Interface dataset entries
^^^^

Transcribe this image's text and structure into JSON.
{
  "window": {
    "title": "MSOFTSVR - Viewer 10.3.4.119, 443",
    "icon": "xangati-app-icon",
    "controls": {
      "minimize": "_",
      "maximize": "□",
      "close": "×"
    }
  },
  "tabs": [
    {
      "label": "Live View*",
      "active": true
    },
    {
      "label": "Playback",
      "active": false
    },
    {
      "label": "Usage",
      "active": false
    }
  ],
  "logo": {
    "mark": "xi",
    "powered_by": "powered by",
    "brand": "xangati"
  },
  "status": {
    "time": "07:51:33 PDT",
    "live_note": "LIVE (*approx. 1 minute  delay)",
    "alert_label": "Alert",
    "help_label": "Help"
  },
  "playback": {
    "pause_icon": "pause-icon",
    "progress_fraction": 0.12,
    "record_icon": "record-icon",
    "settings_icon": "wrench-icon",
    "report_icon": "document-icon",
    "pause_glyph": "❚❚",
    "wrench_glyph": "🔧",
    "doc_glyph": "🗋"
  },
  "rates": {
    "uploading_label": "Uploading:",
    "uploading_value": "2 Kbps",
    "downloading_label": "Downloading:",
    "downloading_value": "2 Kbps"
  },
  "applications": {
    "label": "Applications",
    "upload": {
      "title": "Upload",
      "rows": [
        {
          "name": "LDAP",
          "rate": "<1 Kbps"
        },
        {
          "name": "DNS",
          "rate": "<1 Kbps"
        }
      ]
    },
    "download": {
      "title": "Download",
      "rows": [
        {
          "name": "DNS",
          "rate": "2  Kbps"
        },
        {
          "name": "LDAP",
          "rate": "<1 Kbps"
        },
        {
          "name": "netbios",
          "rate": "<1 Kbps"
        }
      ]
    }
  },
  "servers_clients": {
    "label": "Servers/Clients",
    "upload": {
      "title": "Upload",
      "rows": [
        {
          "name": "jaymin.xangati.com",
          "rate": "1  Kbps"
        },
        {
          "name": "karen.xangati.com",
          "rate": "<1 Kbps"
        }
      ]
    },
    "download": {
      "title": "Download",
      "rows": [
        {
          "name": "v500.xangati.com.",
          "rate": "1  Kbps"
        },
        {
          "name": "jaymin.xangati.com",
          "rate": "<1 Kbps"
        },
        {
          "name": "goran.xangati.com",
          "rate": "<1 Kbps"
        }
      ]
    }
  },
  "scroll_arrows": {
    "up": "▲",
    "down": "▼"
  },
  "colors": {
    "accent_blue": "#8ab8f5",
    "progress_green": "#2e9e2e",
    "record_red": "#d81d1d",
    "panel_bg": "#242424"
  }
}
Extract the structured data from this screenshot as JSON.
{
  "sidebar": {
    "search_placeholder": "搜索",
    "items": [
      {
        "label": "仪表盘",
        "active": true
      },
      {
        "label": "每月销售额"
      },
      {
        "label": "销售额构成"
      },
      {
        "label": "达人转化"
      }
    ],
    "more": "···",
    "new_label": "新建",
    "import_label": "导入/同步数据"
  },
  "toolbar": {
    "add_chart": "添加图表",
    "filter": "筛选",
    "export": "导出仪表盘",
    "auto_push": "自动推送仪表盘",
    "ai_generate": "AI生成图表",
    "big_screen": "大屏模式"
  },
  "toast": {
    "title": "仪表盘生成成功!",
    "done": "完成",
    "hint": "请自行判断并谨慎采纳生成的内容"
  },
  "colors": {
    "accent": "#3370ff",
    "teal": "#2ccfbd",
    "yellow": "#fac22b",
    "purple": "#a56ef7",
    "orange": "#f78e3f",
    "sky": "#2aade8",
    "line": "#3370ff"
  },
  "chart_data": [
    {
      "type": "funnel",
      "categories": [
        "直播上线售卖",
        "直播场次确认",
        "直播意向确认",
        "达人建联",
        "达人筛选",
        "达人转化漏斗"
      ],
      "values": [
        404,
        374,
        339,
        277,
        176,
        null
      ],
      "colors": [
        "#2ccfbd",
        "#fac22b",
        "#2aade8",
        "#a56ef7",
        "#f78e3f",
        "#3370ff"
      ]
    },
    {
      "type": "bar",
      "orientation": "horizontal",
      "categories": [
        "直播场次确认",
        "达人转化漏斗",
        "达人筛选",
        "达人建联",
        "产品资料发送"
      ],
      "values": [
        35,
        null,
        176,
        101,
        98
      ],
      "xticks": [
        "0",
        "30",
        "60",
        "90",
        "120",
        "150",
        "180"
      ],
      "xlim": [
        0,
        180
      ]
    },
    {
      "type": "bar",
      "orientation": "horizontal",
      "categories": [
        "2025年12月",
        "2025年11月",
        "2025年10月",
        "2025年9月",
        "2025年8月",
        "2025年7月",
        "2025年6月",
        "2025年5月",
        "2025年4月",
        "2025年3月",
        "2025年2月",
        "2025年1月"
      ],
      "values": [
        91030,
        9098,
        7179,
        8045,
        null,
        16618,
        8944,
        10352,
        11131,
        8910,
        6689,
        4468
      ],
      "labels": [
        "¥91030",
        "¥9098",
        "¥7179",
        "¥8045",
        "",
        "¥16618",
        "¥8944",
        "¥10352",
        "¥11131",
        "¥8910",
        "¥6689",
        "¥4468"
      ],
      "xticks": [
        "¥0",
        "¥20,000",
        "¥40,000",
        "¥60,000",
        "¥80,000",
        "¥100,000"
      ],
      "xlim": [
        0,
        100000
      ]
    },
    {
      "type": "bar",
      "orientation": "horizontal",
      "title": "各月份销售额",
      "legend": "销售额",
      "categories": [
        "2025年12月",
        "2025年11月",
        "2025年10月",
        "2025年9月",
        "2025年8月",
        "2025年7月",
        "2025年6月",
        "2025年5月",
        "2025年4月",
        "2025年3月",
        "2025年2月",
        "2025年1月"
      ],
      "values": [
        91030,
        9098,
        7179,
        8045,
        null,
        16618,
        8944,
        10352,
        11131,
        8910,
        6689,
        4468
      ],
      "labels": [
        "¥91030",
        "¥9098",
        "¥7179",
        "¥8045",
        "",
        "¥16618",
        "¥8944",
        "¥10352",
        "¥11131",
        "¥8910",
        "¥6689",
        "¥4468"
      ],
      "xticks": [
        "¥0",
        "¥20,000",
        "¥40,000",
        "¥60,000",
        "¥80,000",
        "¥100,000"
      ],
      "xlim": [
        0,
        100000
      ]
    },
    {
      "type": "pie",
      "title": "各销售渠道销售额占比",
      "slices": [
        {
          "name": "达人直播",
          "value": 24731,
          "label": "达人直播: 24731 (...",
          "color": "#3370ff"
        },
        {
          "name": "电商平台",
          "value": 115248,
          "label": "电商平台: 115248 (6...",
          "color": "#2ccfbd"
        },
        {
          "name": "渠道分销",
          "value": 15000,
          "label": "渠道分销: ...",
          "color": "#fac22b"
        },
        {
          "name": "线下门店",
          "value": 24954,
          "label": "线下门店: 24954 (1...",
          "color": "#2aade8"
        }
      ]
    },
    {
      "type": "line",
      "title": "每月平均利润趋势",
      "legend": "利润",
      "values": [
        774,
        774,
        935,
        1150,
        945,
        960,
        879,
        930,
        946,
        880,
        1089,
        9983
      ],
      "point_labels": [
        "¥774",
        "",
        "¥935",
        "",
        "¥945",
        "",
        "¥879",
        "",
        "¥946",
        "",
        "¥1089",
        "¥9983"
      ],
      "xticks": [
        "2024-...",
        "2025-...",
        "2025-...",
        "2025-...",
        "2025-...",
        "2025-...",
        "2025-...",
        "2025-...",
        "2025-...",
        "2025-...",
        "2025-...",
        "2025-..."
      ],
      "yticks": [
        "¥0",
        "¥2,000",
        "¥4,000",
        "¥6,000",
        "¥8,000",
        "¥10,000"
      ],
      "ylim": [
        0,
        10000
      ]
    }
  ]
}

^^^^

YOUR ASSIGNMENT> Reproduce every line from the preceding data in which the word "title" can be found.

ANSWER TO THIS PROBLEM>
    "title": "MSOFTSVR - Viewer 10.3.4.119, 443",
      "title": "Upload",
      "title": "Download",
      "title": "Upload",
      "title": "Download",
    "title": "仪表盘生成成功!",
      "title": "各月份销售额",
      "title": "各销售渠道销售额占比",
      "title": "每月平均利润趋势",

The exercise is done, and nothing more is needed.